Freeze the auroras!
The last of the three pillars of photography besides aperture and ISO are shutter speed or exposure time. Unless you’re using a crazy high ISO on some pro gear, you’ll need several seconds for proper exposure. For example, if you have a f/2.8 wide angle lens, with ISO 1600, you could start with 10 seconds of exposure. Check the preview and if the image is too dark, increase either ISO or exposure time. If you’re getting overexposed images, lower the exposure time but keep the ISO up.
If your Northern lights photos are blurry, go for a shorter exposure time and higher ISO. With intense auroras and a bright lens, you can use relatively low exposure times (a few seconds or less), but with faint auroras you’ll sometimes need up to 30 seconds or even more. If you go longer, you’ll start to see star trails because of the earth’s rotation. A cool effect, but probably not what you were going for.
When photographing auroras, you’ll usually set your focus to infinity. Focusing in the dark can be a bit difficult, but you can always illuminate a faraway tree with a flashlight or try focusing on the moon. There’s no need to refocus between frames. Don’t change your focus unless you re-compose the shot. Of course, you can always focus on a foreground subject and let the auroras and the stars go a little soft.
A timer, a remote or interval shooting mode is a lifesaver when shooting auroras. Don’t touch the camera until the exposure is over. If you want aurora photos but don’t want to spend all night behind the camera, use the interval shooting mode and go enjoy the night. Afterwards, you can even create a short time-lapse film.
Post-processing across the Finnish line
Thankfully, modern digital cameras produce very flexible RAW files. And aurora photographs can always benefit from a little fine tuning. Programs like Adobe Lightroom can work wonders. Remember that long exposure photos show the Northern Lights much more vibrantly compared to how they look to the naked eye. (Humans don’t see color so well in low light.)

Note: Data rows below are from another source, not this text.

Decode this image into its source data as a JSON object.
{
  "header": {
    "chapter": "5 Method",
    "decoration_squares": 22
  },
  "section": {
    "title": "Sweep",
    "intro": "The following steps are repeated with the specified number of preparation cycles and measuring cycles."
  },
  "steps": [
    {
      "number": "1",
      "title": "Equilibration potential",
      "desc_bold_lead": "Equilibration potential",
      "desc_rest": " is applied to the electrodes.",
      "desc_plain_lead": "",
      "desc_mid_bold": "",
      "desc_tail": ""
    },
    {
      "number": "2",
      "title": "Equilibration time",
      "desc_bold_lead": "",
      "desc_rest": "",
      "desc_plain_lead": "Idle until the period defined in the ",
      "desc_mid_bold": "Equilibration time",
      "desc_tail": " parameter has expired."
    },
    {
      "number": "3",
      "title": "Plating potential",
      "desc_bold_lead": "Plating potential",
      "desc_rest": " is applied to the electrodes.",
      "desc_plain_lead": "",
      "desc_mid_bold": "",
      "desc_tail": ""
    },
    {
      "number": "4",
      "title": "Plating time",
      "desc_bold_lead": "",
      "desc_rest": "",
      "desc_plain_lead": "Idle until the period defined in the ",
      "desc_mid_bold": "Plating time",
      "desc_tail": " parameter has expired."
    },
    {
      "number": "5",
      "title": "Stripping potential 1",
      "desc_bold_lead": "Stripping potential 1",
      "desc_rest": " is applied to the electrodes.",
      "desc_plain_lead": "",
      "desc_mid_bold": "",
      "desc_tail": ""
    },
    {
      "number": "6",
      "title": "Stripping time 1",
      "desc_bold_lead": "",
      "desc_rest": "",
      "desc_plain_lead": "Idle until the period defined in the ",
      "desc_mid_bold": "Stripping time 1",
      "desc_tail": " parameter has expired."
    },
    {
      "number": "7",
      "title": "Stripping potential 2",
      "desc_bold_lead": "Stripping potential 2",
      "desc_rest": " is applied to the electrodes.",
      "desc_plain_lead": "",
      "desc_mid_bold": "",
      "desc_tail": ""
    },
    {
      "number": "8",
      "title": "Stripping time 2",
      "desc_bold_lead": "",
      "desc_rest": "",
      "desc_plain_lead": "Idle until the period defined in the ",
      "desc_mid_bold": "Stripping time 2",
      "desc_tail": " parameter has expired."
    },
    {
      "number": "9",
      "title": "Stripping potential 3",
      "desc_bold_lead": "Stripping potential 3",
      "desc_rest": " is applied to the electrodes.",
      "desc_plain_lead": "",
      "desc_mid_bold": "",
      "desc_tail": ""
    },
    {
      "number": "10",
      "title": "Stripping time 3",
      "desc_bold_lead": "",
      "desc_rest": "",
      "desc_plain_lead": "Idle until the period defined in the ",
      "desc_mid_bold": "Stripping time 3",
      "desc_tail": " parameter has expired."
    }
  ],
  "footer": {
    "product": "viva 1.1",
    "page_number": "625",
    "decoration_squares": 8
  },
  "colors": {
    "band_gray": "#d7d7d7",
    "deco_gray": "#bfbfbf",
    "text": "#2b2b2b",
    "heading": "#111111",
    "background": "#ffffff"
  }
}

When you start asking yourself if the photo looks “too edited,” then it probably does. It’s easy to go overboard with Photoshop and filters. But an aurora photo is like spaghetti sauce—you make it to your own taste. Here are a few pointers to help enhance your pics:
- Sharpen your RAW images
- Adjust your contrast
- Correct exposure levels as needed
- Don’t be afraid of masking or gradients
- Use a light hand when adjusting color channels or brushes
Noise, compression & artifacts
With .jpg files, noise is already reduced by software. With RAW, however, you should adjust the noise reduction manually. But too much noise reduction will give your images a plasticky unnatural look. A little fine grain is nothing to sneeze at. As you reduce noise, pay attention to the point where details begin disappearing. You can also try using masks to selectively apply different amounts of noise reduction.
Check and correct for purple fringing around stars. If there are color dots or other unwanted artifacts, remove them with the spot tool. You can add a gentle unsharp mask when you’re done to counter lost microcontrast. Just be careful not to overdo it.
Pro-tip: reduce editing time by saving your basic settings as a preset and applying it to similar photos.
Share the magic!
When you are happy with a picture, why not share it with the world? Tag your photos taken in Lapland with #laplandfinland and tag us @onlyinlapland, so people can easily find your Lapland masterpieces.
TL;DR Aurora photography summary
- Bring a camera with a large sensor, wide lens, large aperture
- RAW images
- White balance between 3000K and 4000K
- Focus on the moon or distant light source
- Shoot with max aperture
- Start with ISO 1600
- Start with 10-15 seconds of exposure time and adjust
- Don’t underexpose.
- Post-process with an eye on noise, editing, subtletly